OpenAI's mission extends to developing precise text-to-image AI tools, putting them in competition with players like Alibaba's Tongyi Wanxiang, Midjourney and Stability AI, all relentlessly improving their image-generating models.
Now, let's talk about DALL-E. It made its debut in January 2021, making it one of the earliest text-to-image generative AI art platforms. By 2022, OpenAI introduced DALL-E 2, but there was a waitlist to use it over concerns about explicit and biased image generation. But, the company opened up access to DALL-E 2 last September after adding safeguards to address those concerns.
More recently: AI-generated images have been quite a topic of discussion lately. In August, a Washington DC court delivered a ruling essentially saying that artworks created entirely by AI, with no human involvement, couldn't be copyrighted under US law.
Meanwhile, OpenAI has found itself entangled in some legal troubles. Earlier this week, a trade group representing several American authors sued the company. Well-known writers like John Grisham and George R.R. Martin are part of this lawsuit. They say OpenAI allegedly trained its chatbot, ChatGPT, using their works without authorization.This is just one among several cases brought against generative AI companies over intellectual property concerns from writers, source-code owners, visual artists and other creators.
The development: OpenAI is now rolling out Dall-E 3, the latest version of its text-to-image tool.

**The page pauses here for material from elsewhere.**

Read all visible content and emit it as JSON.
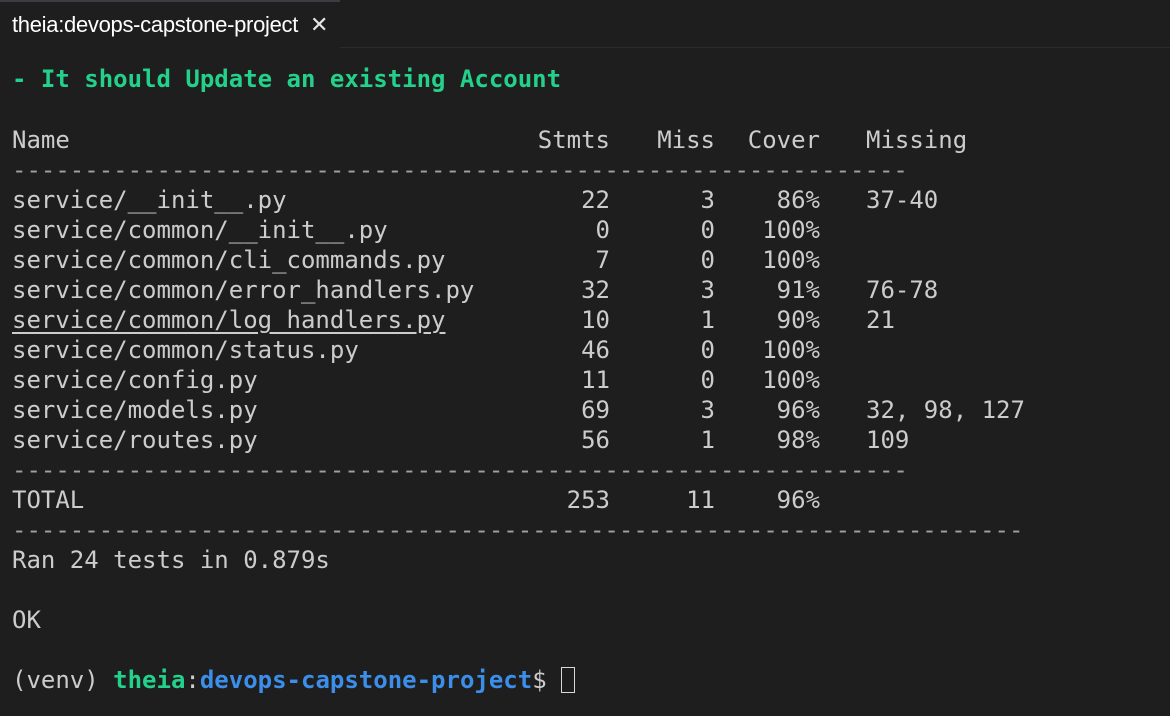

What sets this upgrade apart is that it taps into the capabilities of its popular AI chatbot, ChatGPT, to supercharge image generation.
Starting in October, Dall-E 3 will be available for ChatGPT Plus and Enterprise customers via an application programming interface (API). Users can toss in image requests and fine-tune prompts by chatting with ChatGPT. As for when the general public can get their hands on it for free, OpenAI hasn't said anything on that yet.
OpenAI says that Dall-E 3 can turn complex requests into super-detailed and spot-on images. Plus, it’s added extra safety measures so that it won't generate anything violent, adult or offensive. It also has mechanisms to reject requests for images of public figures by name or mimic living artists' styles. To address copyright worries, OpenAI is giving creators the option to opt out of having their work used to train future text-to-image tools. This way, creators have more control over how their content gets used in the AI world.
"DALL-E 3 can translate nuanced requests into extremely detailed and accurate images," said OpenAI in a statement.
“When you put content on a social media site or any site, you’re generally granting a very broad license to the site to be able to use your content in any way,” said Katherine Gardner, an intellectual-property lawyer at Gunderson Dettmer. “It’s going to be very difficult for the ordinary end user to claim that they are entitled to any sort of payment or compensation for use of their data as part of the training.”
“My worst fears are that we cause, we the field, the technology, the industry, cause significant harm to the world,” said Sam Altman, CEO of OpenAI, in May while testifying before members of a Senate subcommittee about AI regulation. “I think if this technology goes wrong, it can go quite wrong.”